Jeremy Enigk at the El Mocambo (464 Spadina), Monday (August 7). $17.50. 416-870-8000, 416-777-1777. Rating: NNNNN
Where does a sensitive guy go after emo?
In the mid-90s, Jeremy Enigk was the frontman for Seattle-based emo-core outfit Sunny Day Real Estate. SDRE are often referred to as "pioneers" of the genre, which means you have Enigk to thank or blame for the glut of followers who ripped out their bleeding hearts for all to hear and print their poetry on liner notes.
Perhaps out of a sense of foreboding, a pre-emptive stab at doing penance for the likes of Saves the Day and Three Days Grace, Enigk found religion. He converted to Christianity and embarked on a quest for spiritual self-improvement. SDRE disbanded in 95, allowing the rhythm section to fight foo with Foo Fighters, while Enigk made a solo record, Return Of The Frog Queen (Sub Pop), with a 21-piece orchestra.
Enigk was determined to make a follow-up to Frog Queen, but got sidetracked by the reunion and subsequent dissolution of SDRE, then distracted himself with another band, the Fire Theft.
It took him nearly 10 years, but Enigk's finally completed World Waits, the title of which makes you wonder whether the erstwhile emo king imagined the world waiting for the album. He also started his own label, Lewis Hollow, to release the album.
"It just seemed like the inevitable thing to do," he says on the phone from Seattle while taking a break from pre-tour practice with his band. "I've been on three or four different labels and none have worked out permanently.

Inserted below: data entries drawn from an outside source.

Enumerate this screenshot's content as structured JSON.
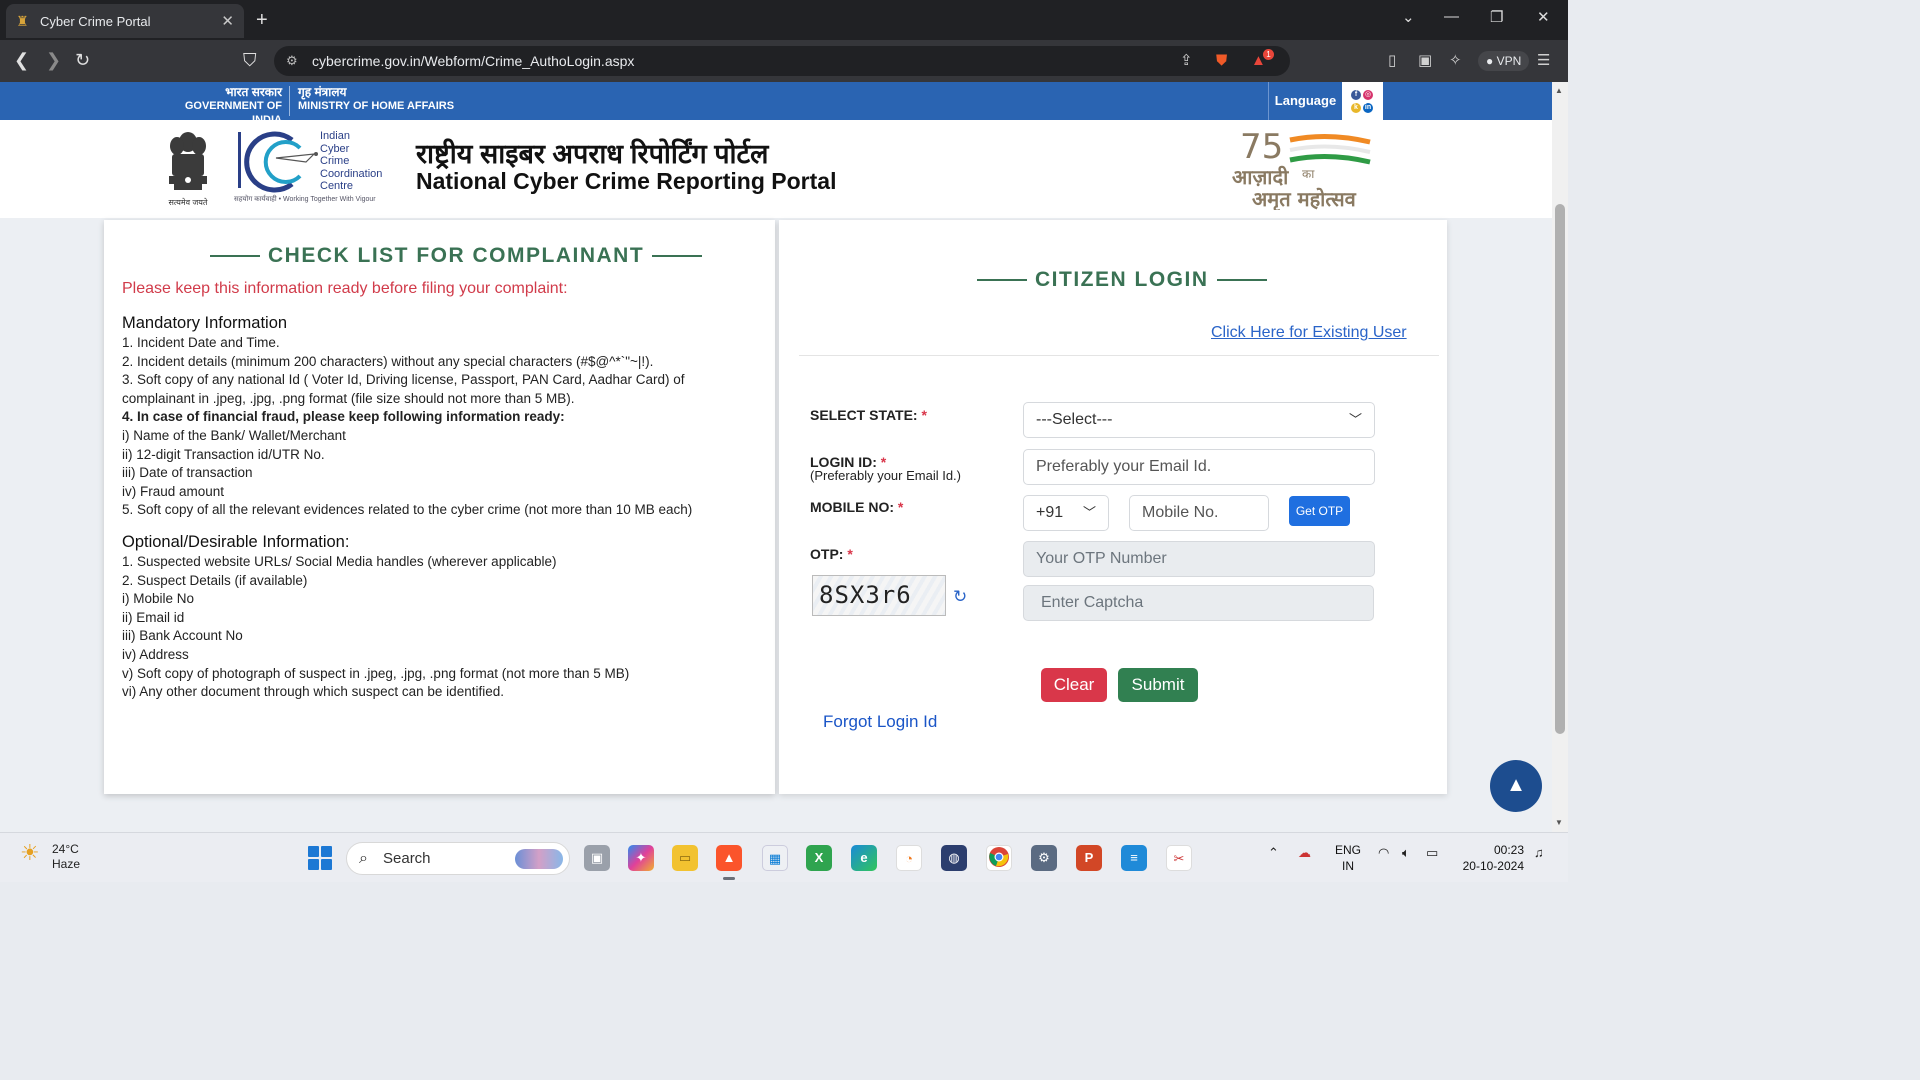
{
  "browser": {
    "tab_title": "Cyber Crime Portal",
    "url": "cybercrime.gov.in/Webform/Crime_AuthoLogin.aspx",
    "vpn_label": "VPN",
    "notification_count": "1"
  },
  "gov_bar": {
    "gov_hi": "भारत सरकार",
    "gov_en": "GOVERNMENT OF INDIA",
    "ministry_hi": "गृह मंत्रालय",
    "ministry_en": "MINISTRY OF HOME AFFAIRS",
    "language_label": "Language"
  },
  "header": {
    "emblem_caption": "सत्यमेव जयते",
    "i4c_lines": [
      "Indian",
      "Cyber",
      "Crime",
      "Coordination",
      "Centre"
    ],
    "i4c_tagline": "सहयोग कार्यवाही • Working Together With Vigour",
    "title_hi": "राष्ट्रीय साइबर अपराध रिपोर्टिंग पोर्टल",
    "title_en": "National Cyber Crime Reporting Portal",
    "azadi_line1": "आज़ादी",
    "azadi_ka": "का",
    "azadi_line2": "अमृत महोत्सव",
    "azadi_num": "75"
  },
  "checklist": {
    "heading": "CHECK LIST FOR COMPLAINANT",
    "warning": "Please keep this information ready before filing your complaint:",
    "mandatory_heading": "Mandatory Information",
    "mandatory_items": [
      "1. Incident Date and Time.",
      "2. Incident details (minimum 200 characters) without any special characters (#$@^*`\"~|!).",
      "3. Soft copy of any national Id ( Voter Id, Driving license, Passport, PAN Card, Aadhar Card) of",
      "complainant in .jpeg, .jpg, .png format (file size should not more than 5 MB).",
      "4. In case of financial fraud, please keep following information ready:",
      "i) Name of the Bank/ Wallet/Merchant",
      "ii) 12-digit Transaction id/UTR No.",
      "iii) Date of transaction",
      "iv) Fraud amount",
      "5. Soft copy of all the relevant evidences related to the cyber crime (not more than 10 MB each)"
    ],
    "optional_heading": "Optional/Desirable Information:",
    "optional_items": [
      "1. Suspected website URLs/ Social Media handles (wherever applicable)",
      "2. Suspect Details (if available)",
      "i) Mobile No",
      "ii) Email id",
      "iii) Bank Account No",
      "iv) Address",
      "v) Soft copy of photograph of suspect in .jpeg, .jpg, .png format (not more than 5 MB)",
      "vi) Any other document through which suspect can be identified."
    ]
  },
  "login": {
    "heading": "CITIZEN LOGIN",
    "existing_user_link": "Click Here for Existing User",
    "state_label": "SELECT STATE:",
    "state_value": "---Select---",
    "login_id_label": "LOGIN ID:",
    "login_id_hint": "(Preferably your Email Id.)",
    "login_id_placeholder": "Preferably your Email Id.",
    "mobile_label": "MOBILE NO:",
    "country_code": "+91",
    "mobile_placeholder": "Mobile No.",
    "get_otp": "Get OTP",
    "otp_label": "OTP:",
    "otp_placeholder": "Your OTP Number",
    "captcha_text": "8SX3r6",
    "captcha_placeholder": "Enter Captcha",
    "clear_label": "Clear",
    "submit_label": "Submit",
    "forgot_label": "Forgot Login Id",
    "required_mark": "*"
  },
  "taskbar": {
    "temperature": "24°C",
    "weather": "Haze",
    "search_label": "Search",
    "lang_1": "ENG",
    "lang_2": "IN",
    "time": "00:23",
    "date": "20-10-2024"
  },
  "colors": {
    "gov_blue": "#2a64b2",
    "heading_green": "#3a7254",
    "warning_red": "#d13b4a",
    "clear_red": "#d9374a",
    "submit_green": "#318051",
    "otp_blue": "#1f6fe0"
  }
}
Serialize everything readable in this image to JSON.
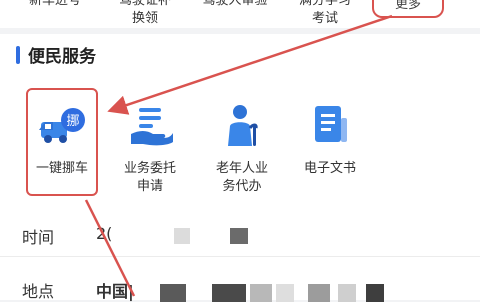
{
  "top_services": [
    {
      "line1": "新车进号",
      "line2": ""
    },
    {
      "line1": "驾驶证补",
      "line2": "换领"
    },
    {
      "line1": "驾驶人审验",
      "line2": ""
    },
    {
      "line1": "满分学习",
      "line2": "考试"
    }
  ],
  "more_label": "更多",
  "section_title": "便民服务",
  "services": [
    {
      "label": "一键挪车",
      "icon": "truck-move-icon"
    },
    {
      "label": "业务委托\n申请",
      "icon": "delegate-hand-icon"
    },
    {
      "label": "老年人业\n务代办",
      "icon": "elderly-person-icon"
    },
    {
      "label": "电子文书",
      "icon": "document-icon"
    }
  ],
  "move_badge": "挪",
  "info": {
    "time_label": "时间",
    "time_value": "2(",
    "place_label": "地点",
    "place_value": "中国|"
  },
  "colors": {
    "accent": "#2f6de0",
    "highlight": "#d9534f",
    "icon_blue": "#3a86e8"
  }
}
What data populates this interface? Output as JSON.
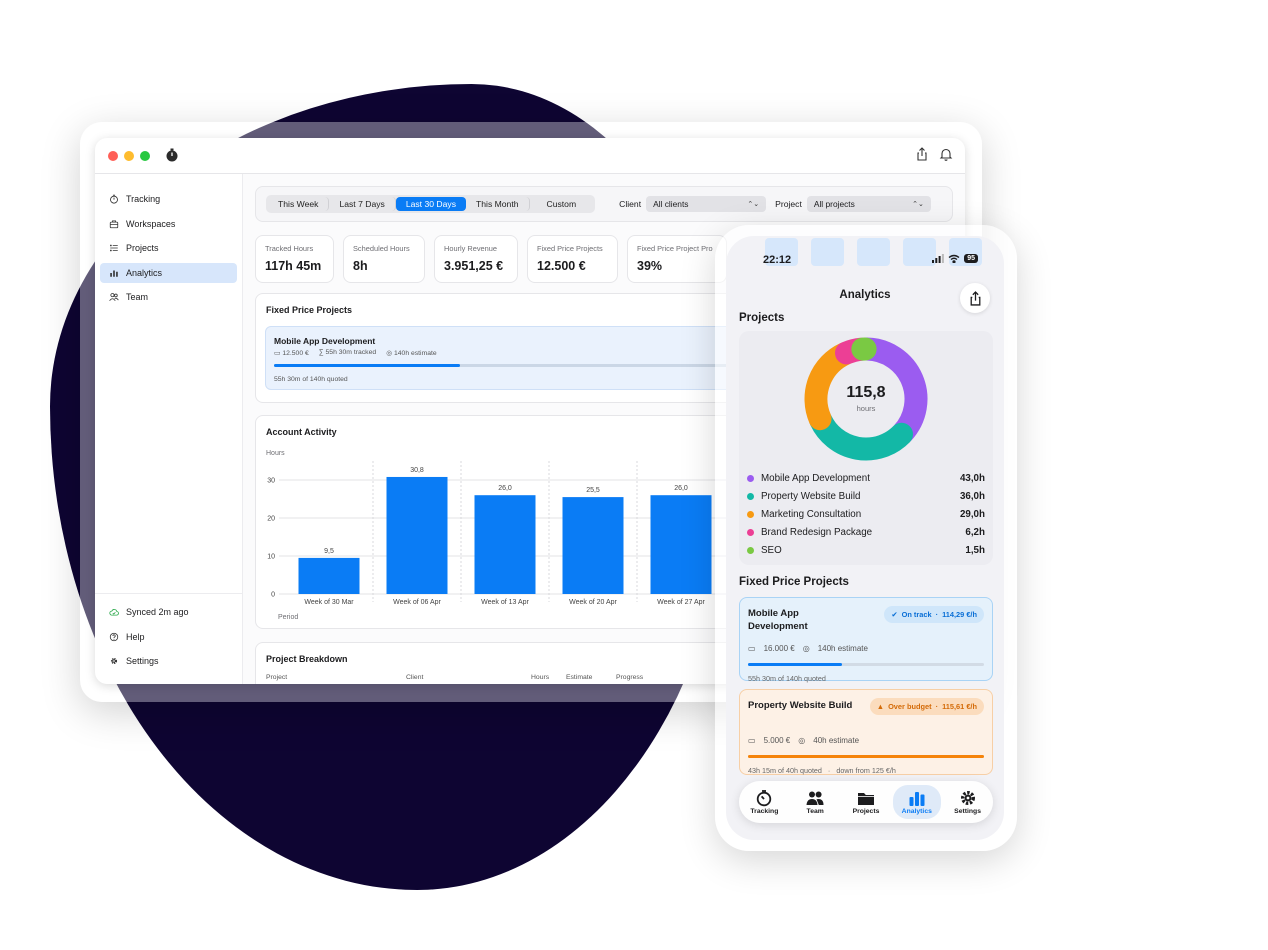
{
  "desktop": {
    "sidebar": {
      "items": [
        {
          "label": "Tracking",
          "icon": "stopwatch-icon",
          "active": false
        },
        {
          "label": "Workspaces",
          "icon": "briefcase-icon",
          "active": false
        },
        {
          "label": "Projects",
          "icon": "list-icon",
          "active": false
        },
        {
          "label": "Analytics",
          "icon": "chart-icon",
          "active": true
        },
        {
          "label": "Team",
          "icon": "people-icon",
          "active": false
        }
      ],
      "footer": [
        {
          "label": "Synced 2m ago",
          "icon": "cloud-check-icon"
        },
        {
          "label": "Help",
          "icon": "help-icon"
        },
        {
          "label": "Settings",
          "icon": "gear-icon"
        }
      ]
    },
    "filters": {
      "ranges": [
        "This Week",
        "Last 7 Days",
        "Last 30 Days",
        "This Month",
        "Custom"
      ],
      "selected_range": "Last 30 Days",
      "client_label": "Client",
      "client_value": "All clients",
      "project_label": "Project",
      "project_value": "All projects"
    },
    "stats": [
      {
        "label": "Tracked Hours",
        "value": "117h 45m"
      },
      {
        "label": "Scheduled Hours",
        "value": "8h"
      },
      {
        "label": "Hourly Revenue",
        "value": "3.951,25 €"
      },
      {
        "label": "Fixed Price Projects",
        "value": "12.500 €"
      },
      {
        "label": "Fixed Price Project Pro",
        "value": "39%"
      }
    ],
    "fixed_price": {
      "title": "Fixed Price Projects",
      "project": {
        "name": "Mobile App Development",
        "price": "12.500 €",
        "tracked": "55h 30m tracked",
        "estimate": "140h estimate",
        "progress": 0.396,
        "quoted": "55h 30m of 140h quoted"
      }
    },
    "activity": {
      "title": "Account Activity"
    },
    "breakdown": {
      "title": "Project Breakdown",
      "columns": [
        "Project",
        "Client",
        "Hours",
        "Estimate",
        "Progress"
      ]
    }
  },
  "chart_data": {
    "type": "bar",
    "title": "Account Activity",
    "ylabel": "Hours",
    "xlabel": "Period",
    "categories": [
      "Week of 30 Mar",
      "Week of 06 Apr",
      "Week of 13 Apr",
      "Week of 20 Apr",
      "Week of 27 Apr"
    ],
    "values": [
      9.5,
      30.8,
      26.0,
      25.5,
      26.0
    ],
    "value_labels": [
      "9,5",
      "30,8",
      "26,0",
      "25,5",
      "26,0"
    ],
    "yticks": [
      "0",
      "10",
      "20",
      "30"
    ],
    "ylim": [
      0,
      35
    ],
    "color": "#0a7cf5",
    "grid": true
  },
  "phone": {
    "time": "22:12",
    "battery": "95",
    "title": "Analytics",
    "projects_heading": "Projects",
    "donut": {
      "total": "115,8",
      "unit": "hours",
      "segments": [
        {
          "name": "Mobile App Development",
          "hours": "43,0h",
          "value": 43.0,
          "color": "#9b5cf0"
        },
        {
          "name": "Property Website Build",
          "hours": "36,0h",
          "value": 36.0,
          "color": "#13b8a6"
        },
        {
          "name": "Marketing Consultation",
          "hours": "29,0h",
          "value": 29.0,
          "color": "#f79a12"
        },
        {
          "name": "Brand Redesign Package",
          "hours": "6,2h",
          "value": 6.2,
          "color": "#ec3f95"
        },
        {
          "name": "SEO",
          "hours": "1,5h",
          "value": 1.5,
          "color": "#7ac943"
        }
      ]
    },
    "fixed_heading": "Fixed Price Projects",
    "cards": [
      {
        "name": "Mobile App Development",
        "status": "On track",
        "rate": "114,29 €/h",
        "price": "16.000 €",
        "estimate": "140h estimate",
        "progress": 0.4,
        "foot": "55h 30m of 140h quoted",
        "note": "",
        "bg": "#e5f1fb",
        "border": "#a9d3f5",
        "pill_bg": "#cfe6fa",
        "pill_fg": "#0a6fd6",
        "bar": "#0a7cf5",
        "track": "#d2dbe5"
      },
      {
        "name": "Property Website Build",
        "status": "Over budget",
        "rate": "115,61 €/h",
        "price": "5.000 €",
        "estimate": "40h estimate",
        "progress": 1.0,
        "foot": "43h 15m of 40h quoted",
        "note": "down from 125 €/h",
        "bg": "#fdf1e6",
        "border": "#f7cfa6",
        "pill_bg": "#fbdcbd",
        "pill_fg": "#d46b08",
        "bar": "#f5840b",
        "track": "#eed8c2"
      }
    ],
    "tabs": [
      {
        "label": "Tracking",
        "icon": "stopwatch-icon",
        "active": false
      },
      {
        "label": "Team",
        "icon": "people-icon",
        "active": false
      },
      {
        "label": "Projects",
        "icon": "folder-icon",
        "active": false
      },
      {
        "label": "Analytics",
        "icon": "chart-icon",
        "active": true
      },
      {
        "label": "Settings",
        "icon": "gear-icon",
        "active": false
      }
    ]
  }
}
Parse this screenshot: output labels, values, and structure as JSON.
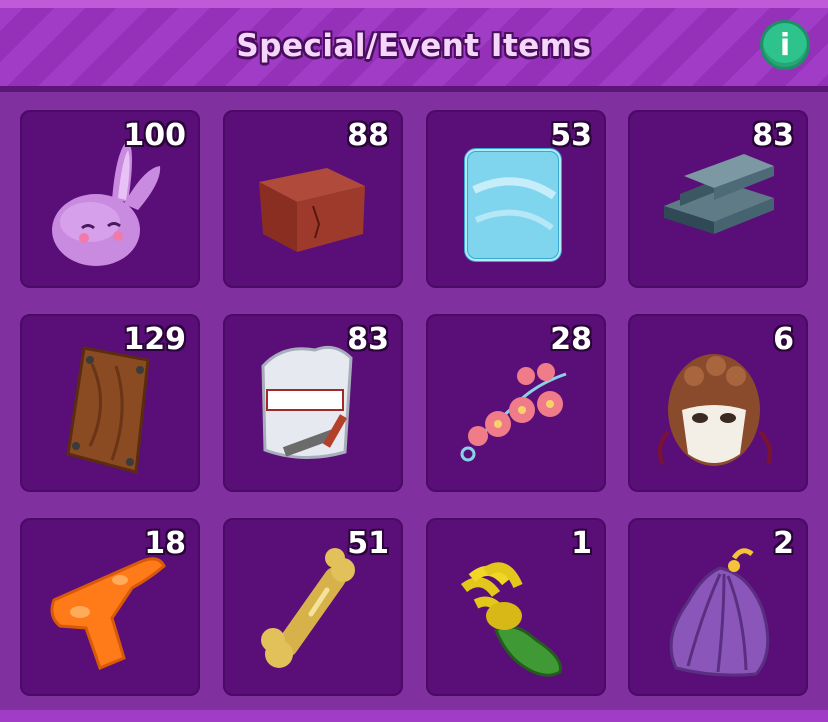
{
  "header": {
    "title": "Special/Event Items",
    "info_label": "i"
  },
  "items": [
    {
      "name": "bunny-potion",
      "count": "100"
    },
    {
      "name": "brick",
      "count": "88"
    },
    {
      "name": "glass-panel",
      "count": "53"
    },
    {
      "name": "steel-beam",
      "count": "83"
    },
    {
      "name": "wood-plank",
      "count": "129"
    },
    {
      "name": "cement-bag",
      "count": "83"
    },
    {
      "name": "pearl-beads",
      "count": "28"
    },
    {
      "name": "venetian-mask",
      "count": "6"
    },
    {
      "name": "water-gun",
      "count": "18"
    },
    {
      "name": "golden-bone",
      "count": "51"
    },
    {
      "name": "pickle-flower",
      "count": "1"
    },
    {
      "name": "seashell-cape",
      "count": "2"
    }
  ]
}
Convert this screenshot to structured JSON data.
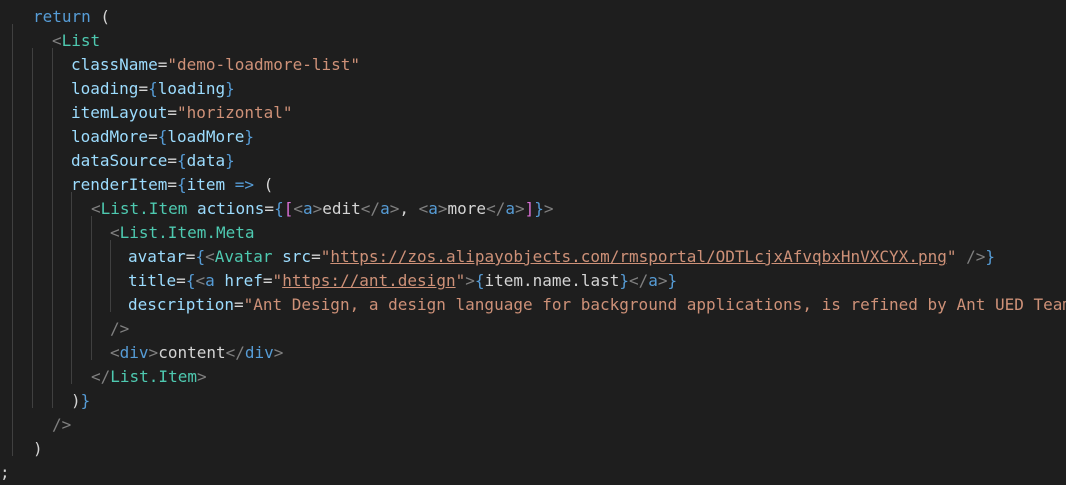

"It's a lot easier these days to start your own label and sell a good amount of records over the Internet. Now I can do anything I want. It's awesome. It's also difficult, cuz I don't have the financial support an established label can offer, but I believe it'll pay off."
Minus the full orchestra, World Waits is a less chamber and more pop offering than Frog Queen, drawing on Enigk's love of the Beatles and early U2. Of course, with his high-pitched vocals reminiscent of John Anderson and Dennis de Young, it's impossible not to hear shades of prog.
It's strange, this close-knit relationship between emo and prog rock (see Mars Volta). I wonder why he doesn't just make a full-on prog concept album, which is what it seems he was truly meant to do.
"A friend of mine was just trying to convince me to do something like that last night. Something like Yes, like 30-minute-long epic songs. I don't know if my brain can handle that, but maybe one day I'll figure it out," he laughs. "I think I'd do it more like the Who that Quadrophenia style of bringing in constant themes that repeat themselves throughout the record.
"That's not prog, but it's a concept album."
Enigk claims the Fire Theft was sort of an abridged version of that idea. He also likes the idea of making an epic movie to accompany a record, but says he doesn't think he has "the gift for writing a film."
Concept albums aside, Enigk insists he had no intentional themes going into World Waits. Well, other than your average existential questions that have challenged humanity for generations.
"I think in all my songs there's sort of a recurring spirit, a sort of searching for God, searching for meaning, longing, reaching and hoping.
"I want to be a good person," he says of his spiritual quest, "and I want to do the right thing."
So how does one go about growing spiritually?
"For me it's just life experience. I was a young man, a little kid, 10 years ago. The longer you live and the more you drop off all your excess baggage and dogmatic beliefs, the more you grow. Experience itself gave me a different perspective. I'm more open and relaxed.
"I wouldn't say I'm completely without anxiety," he adds. "I don't know if that'll ever happen."